Parenting Teens - Alcohol Facts
Parenting Teens - Alcohol Facts
Alcohol is our most common recreational drug. Not drinking is the safest option for young people under 18 years of age.
Key points about alcohol and teens
Not drinking is the safest option for young people under 18.
- not drinking is the safest option for young people under 18
- it is best not to supply alcohol to young people under 18
- alcohol contributes to more young people dying than any other drug
- alcohol is involved in around 1 out of every 3 crimes committed in New Zealand each year
- no alcohol during pregnancy and breastfeeding is the safest choice
How much do New Zealanders drink?
Many New Zealanders drink regularly
8 out of 10 New Zealanders aged 12- 65 years reported drinking alcohol within the past year and around 1.4 million people drank at least once a week1.
New Zealanders spend approximately $85 million per week on retail alcohol sales2.
Many young people drink large amounts when they drink
About half of the drinkers under 25 years of age drink large quantities when they drink, as do about a quarter of all adult drinkers3.
1 out of 3 students reported binge drinking (5 or more standard drinks in a 4 hour period) in the past month4.
Alcohol is a common factor in crimes, assaults, child abuse and accidents
Alcohol is involved in around 1 out of every 3 crimes committed in New Zealand each year5.it is also a common factor in violent and sexual assaults (including family violence), child abuse and neglect, and road crashes and other machinery accidents.
Alcohol contributes to more young people dying than any other drug.
Alcohol contributes to more young people dying than any other drug - between 2005 and 2007, alcohol contributed to the deaths of 1 in 4 children and young people6.
There are health risks associated with drinking alcohol
Alcohol is now recognised as a carcinogen (cancer-causing) and is proven to raise the risk of breast cancer, and mouth, throat, digestive system and liver cancer.
No alcohol during pregnancy and breastfeeding is the safest choice.
Drinking alcohol during pregnancy can increase the risk of miscarriage, as well as harm to your baby causing a range of lifelong effects. This range of effects is called fetal alcohol spectrum disorder or FASD for short. The effects can include premature birth, brain damage and physical birth defects. The effects continue after the baby is born and can include developmental delay, learning disabilities, and social, emotional and behavioural problems (see Fetal alcohol spectrum disorder: Prevention). No alcohol during pregnancy and breastfeeding is the safest choice.

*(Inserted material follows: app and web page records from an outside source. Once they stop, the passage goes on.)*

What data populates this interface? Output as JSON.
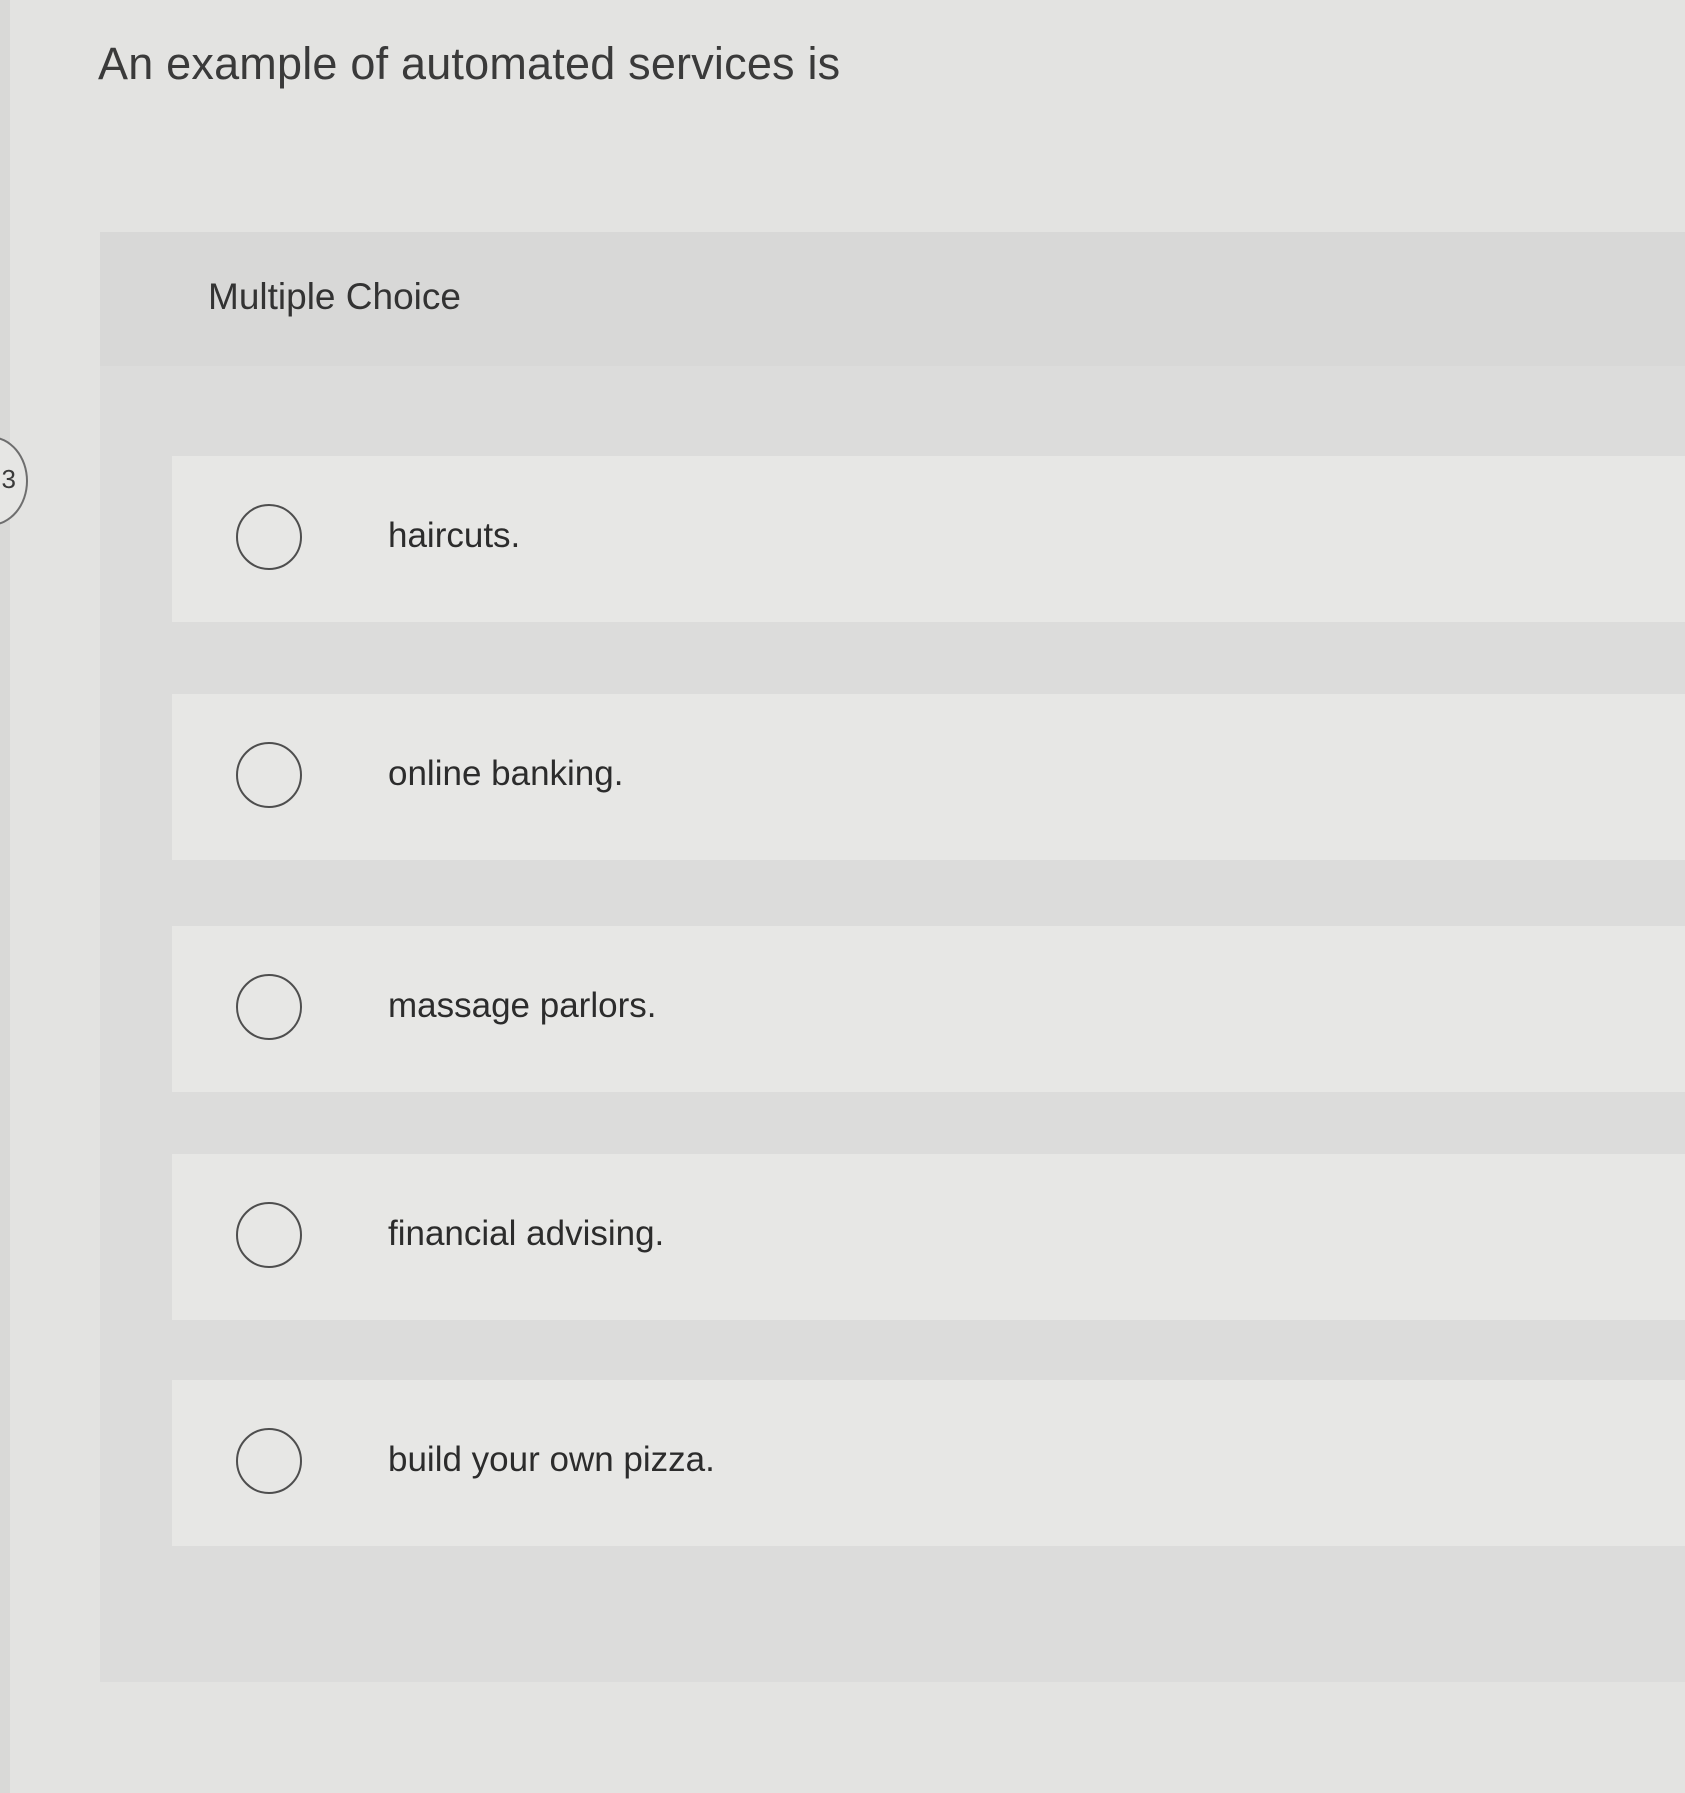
{
  "question": {
    "prompt": "An example of automated services is",
    "type_label": "Multiple Choice",
    "side_marker": "3"
  },
  "choices": [
    {
      "label": "haircuts.",
      "selected": false
    },
    {
      "label": "online banking.",
      "selected": false
    },
    {
      "label": "massage parlors.",
      "selected": false
    },
    {
      "label": "financial advising.",
      "selected": false
    },
    {
      "label": "build your own pizza.",
      "selected": false
    }
  ],
  "colors": {
    "background": "#e3e3e1",
    "panel": "#dcdcdb",
    "row": "#e7e7e5",
    "text": "#2e2e2e"
  },
  "icons": {
    "choice_radio": "radio-circle-icon"
  }
}
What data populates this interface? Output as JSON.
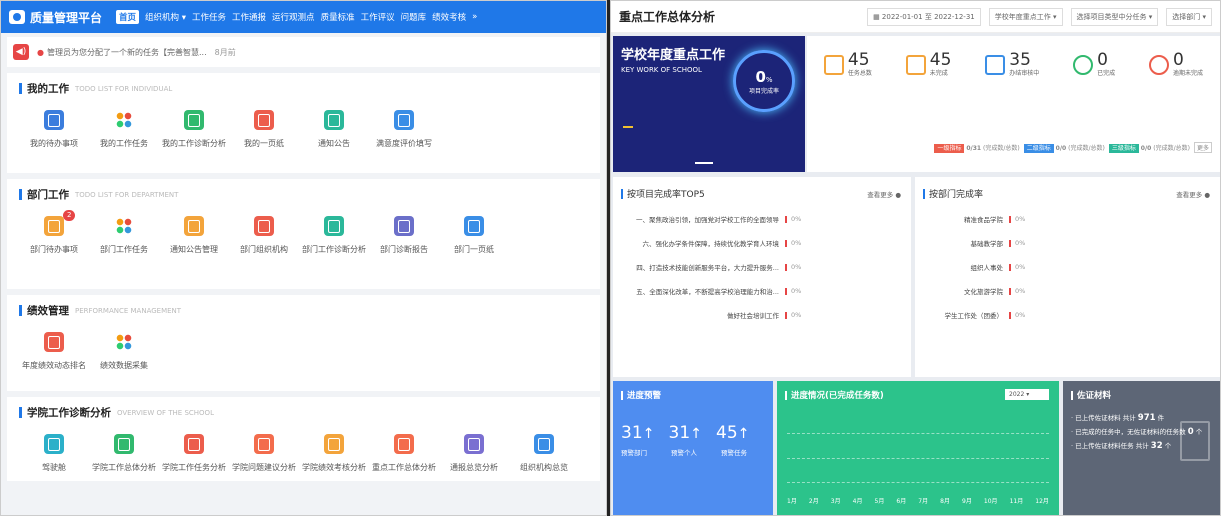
{
  "left": {
    "app_title": "质量管理平台",
    "nav": [
      "首页",
      "组织机构 ▾",
      "工作任务",
      "工作通报",
      "运行观测点",
      "质量标准",
      "工作评议",
      "问题库",
      "绩效考核",
      "»"
    ],
    "notice": {
      "text": "管理员为您分配了一个新的任务【完善智慧...",
      "time": "8月前"
    },
    "sections": [
      {
        "title": "我的工作",
        "subtitle": "TODO LIST FOR INDIVIDUAL",
        "items": [
          {
            "label": "我的待办事项",
            "icon": "document-icon",
            "color": "#3b7ddd"
          },
          {
            "label": "我的工作任务",
            "icon": "dots-grid-icon",
            "color": ""
          },
          {
            "label": "我的工作诊断分析",
            "icon": "analysis-icon",
            "color": "#31b96e"
          },
          {
            "label": "我的一页纸",
            "icon": "page-icon",
            "color": "#ec5d4c"
          },
          {
            "label": "通知公告",
            "icon": "notice-icon",
            "color": "#2bb89a"
          },
          {
            "label": "满意度评价填写",
            "icon": "evaluation-icon",
            "color": "#3a8ee6"
          }
        ]
      },
      {
        "title": "部门工作",
        "subtitle": "TODO LIST FOR DEPARTMENT",
        "items": [
          {
            "label": "部门待办事项",
            "icon": "document-icon",
            "color": "#f3a43b",
            "badge": "2"
          },
          {
            "label": "部门工作任务",
            "icon": "dots-grid-icon",
            "color": ""
          },
          {
            "label": "通知公告管理",
            "icon": "notice-icon",
            "color": "#f3a43b"
          },
          {
            "label": "部门组织机构",
            "icon": "org-icon",
            "color": "#ec5d4c"
          },
          {
            "label": "部门工作诊断分析",
            "icon": "analysis-icon",
            "color": "#2bb89a"
          },
          {
            "label": "部门诊断报告",
            "icon": "report-icon",
            "color": "#6b6fc9"
          },
          {
            "label": "部门一页纸",
            "icon": "page-icon",
            "color": "#3a8ee6"
          }
        ]
      },
      {
        "title": "绩效管理",
        "subtitle": "PERFORMANCE MANAGEMENT",
        "items": [
          {
            "label": "年度绩效动态排名",
            "icon": "ranking-icon",
            "color": "#ec5d4c"
          },
          {
            "label": "绩效数据采集",
            "icon": "dots-grid-icon",
            "color": ""
          }
        ]
      },
      {
        "title": "学院工作诊断分析",
        "subtitle": "OVERVIEW OF THE SCHOOL",
        "items": [
          {
            "label": "驾驶舱",
            "icon": "cockpit-icon",
            "color": "#2bb0c9"
          },
          {
            "label": "学院工作总体分析",
            "icon": "pie-icon",
            "color": "#31b96e"
          },
          {
            "label": "学院工作任务分析",
            "icon": "task-icon",
            "color": "#ec5d4c"
          },
          {
            "label": "学院问题建议分析",
            "icon": "issue-icon",
            "color": "#f36c4c"
          },
          {
            "label": "学院绩效考核分析",
            "icon": "medal-icon",
            "color": "#f3a43b"
          },
          {
            "label": "重点工作总体分析",
            "icon": "key-work-icon",
            "color": "#f36c4c"
          },
          {
            "label": "通报总览分析",
            "icon": "layers-icon",
            "color": "#7a6fd1"
          },
          {
            "label": "组织机构总览",
            "icon": "structure-icon",
            "color": "#3a8ee6"
          }
        ]
      }
    ]
  },
  "right": {
    "title": "重点工作总体分析",
    "date_from": "2022-01-01",
    "date_sep": "至",
    "date_to": "2022-12-31",
    "year_select": "学校年度重点工作",
    "project_select": "选择项目类型中分任务",
    "dept_select": "选择部门",
    "hero": {
      "title": "学校年度重点工作",
      "subtitle": "KEY WORK OF SCHOOL",
      "rate": "0",
      "rate_unit": "%",
      "rate_label": "项目完成率"
    },
    "stats": [
      {
        "value": "45",
        "label": "任务总数",
        "icon": "chart-icon",
        "color": "#f3a43b"
      },
      {
        "value": "45",
        "label": "未完成",
        "icon": "list-icon",
        "color": "#f3a43b"
      },
      {
        "value": "35",
        "label": "办结审核中",
        "icon": "edit-icon",
        "color": "#3a8ee6"
      },
      {
        "value": "0",
        "label": "已完成",
        "icon": "check-icon",
        "color": "#31b96e"
      },
      {
        "value": "0",
        "label": "逾期未完成",
        "icon": "alert-icon",
        "color": "#ec5d4c"
      }
    ],
    "levels": [
      {
        "tag": "一级指标",
        "value": "0/31",
        "note": "(完成数/总数)",
        "color": "#ec5d4c"
      },
      {
        "tag": "二级指标",
        "value": "0/0",
        "note": "(完成数/总数)",
        "color": "#3a8ee6"
      },
      {
        "tag": "三级指标",
        "value": "0/0",
        "note": "(完成数/总数)",
        "color": "#2bb89a"
      }
    ],
    "levels_extra": "更多",
    "top5": {
      "title": "按项目完成率TOP5",
      "more": "查看更多",
      "rows": [
        {
          "label": "一、聚焦政治引领，加强党对学校工作的全面领导",
          "pct": "0%"
        },
        {
          "label": "六、强化办学条件保障，持续优化教学育人环境",
          "pct": "0%"
        },
        {
          "label": "四、打造技术技能创新服务平台，大力提升服务...",
          "pct": "0%"
        },
        {
          "label": "五、全面深化改革，不断提高学校治理能力和治...",
          "pct": "0%"
        },
        {
          "label": "做好社会培训工作",
          "pct": "0%"
        }
      ]
    },
    "dept": {
      "title": "按部门完成率",
      "more": "查看更多",
      "rows": [
        {
          "label": "精准食品学院",
          "pct": "0%"
        },
        {
          "label": "基础教学部",
          "pct": "0%"
        },
        {
          "label": "组织人事处",
          "pct": "0%"
        },
        {
          "label": "文化旅游学院",
          "pct": "0%"
        },
        {
          "label": "学生工作处（团委）",
          "pct": "0%"
        }
      ]
    },
    "warning": {
      "title": "进度预警",
      "values": [
        "31",
        "31",
        "45"
      ],
      "labels": [
        "预警部门",
        "预警个人",
        "预警任务"
      ]
    },
    "progress": {
      "title": "进度情况(已完成任务数)",
      "year": "2022",
      "months": [
        "1月",
        "2月",
        "3月",
        "4月",
        "5月",
        "6月",
        "7月",
        "8月",
        "9月",
        "10月",
        "11月",
        "12月"
      ]
    },
    "evidence": {
      "title": "佐证材料",
      "lines": [
        {
          "pre": "已上传佐证材料 共计",
          "num": "971",
          "post": "件"
        },
        {
          "pre": "已完成的任务中，无佐证材料的任务数",
          "num": "0",
          "post": "个"
        },
        {
          "pre": "已上传佐证材料任务 共计",
          "num": "32",
          "post": "个"
        }
      ]
    }
  }
}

Pure alcohol contains 7 calories per gram or approximately 70 calories per 10 ml of pure alcohol (one standard drink measure).
There is no way to increase the rate at which your body gets rid of alcohol
Drinking coffee, cold showers, drinking more alcohol, sleeping or fresh air do not sober you up - there is NO way to increase the rate at which your body gets rid of alcohol.
See more KidsHealth content on parenting teens
This page last reviewed 24 February 2021.
Do you have any feedback for KidsHealth?
If you have any feedback about the KidsHealth website, or have a suggestion for new content, please get in touch with us.Email us now